■ Exercise data ■
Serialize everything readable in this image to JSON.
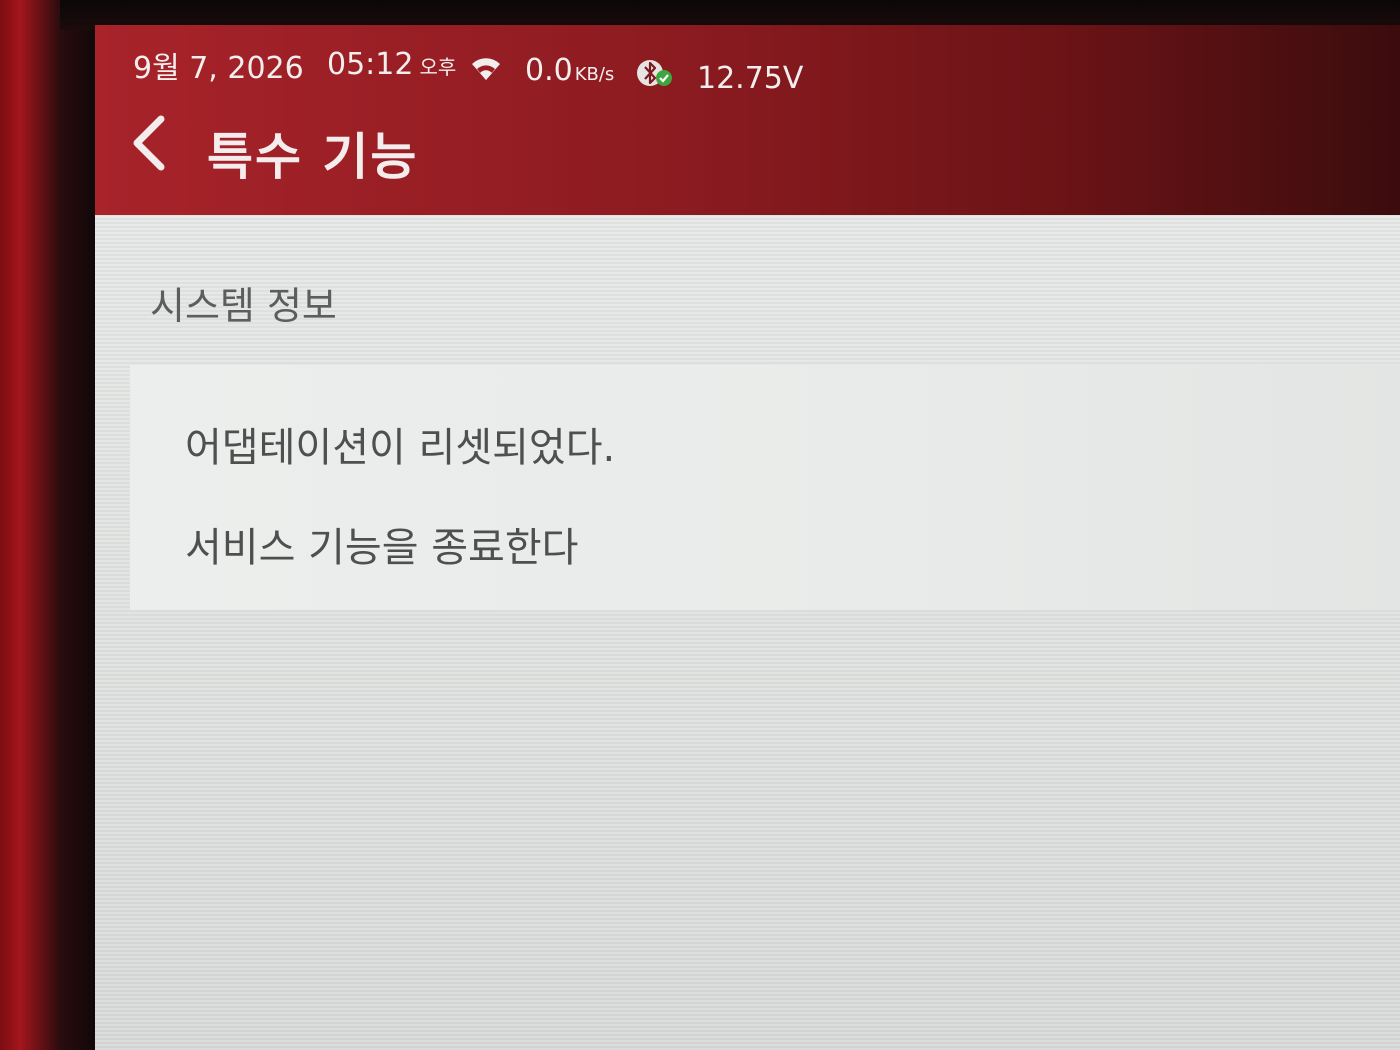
{
  "status_bar": {
    "date": "9월 7, 2026",
    "time": "05:12",
    "ampm": "오후",
    "network_speed": "0.0",
    "network_unit": "KB/s",
    "voltage": "12.75V",
    "icons": [
      "wifi-icon",
      "bluetooth-icon"
    ]
  },
  "header": {
    "back_icon": "chevron-left-icon",
    "title": "특수 기능"
  },
  "section": {
    "title": "시스템 정보",
    "items": [
      {
        "label": "어댑테이션이 리셋되었다."
      },
      {
        "label": "서비스 기능을 종료한다"
      }
    ]
  },
  "colors": {
    "appbar": "#8b1b20",
    "content_bg": "#e2e4e3",
    "text": "#4e504f"
  }
}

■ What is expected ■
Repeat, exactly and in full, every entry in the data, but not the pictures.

■ Result of the task ■
Serialize everything readable in this image to JSON.
{
  "status_bar": {
    "date": "9월 7, 2026",
    "time": "05:12",
    "ampm": "오후",
    "network_speed": "0.0",
    "network_unit": "KB/s",
    "voltage": "12.75V",
    "icons": [
      "wifi-icon",
      "bluetooth-icon"
    ]
  },
  "header": {
    "back_icon": "chevron-left-icon",
    "title": "특수 기능"
  },
  "section": {
    "title": "시스템 정보",
    "items": [
      {
        "label": "어댑테이션이 리셋되었다."
      },
      {
        "label": "서비스 기능을 종료한다"
      }
    ]
  },
  "colors": {
    "appbar": "#8b1b20",
    "content_bg": "#e2e4e3",
    "text": "#4e504f"
  }
}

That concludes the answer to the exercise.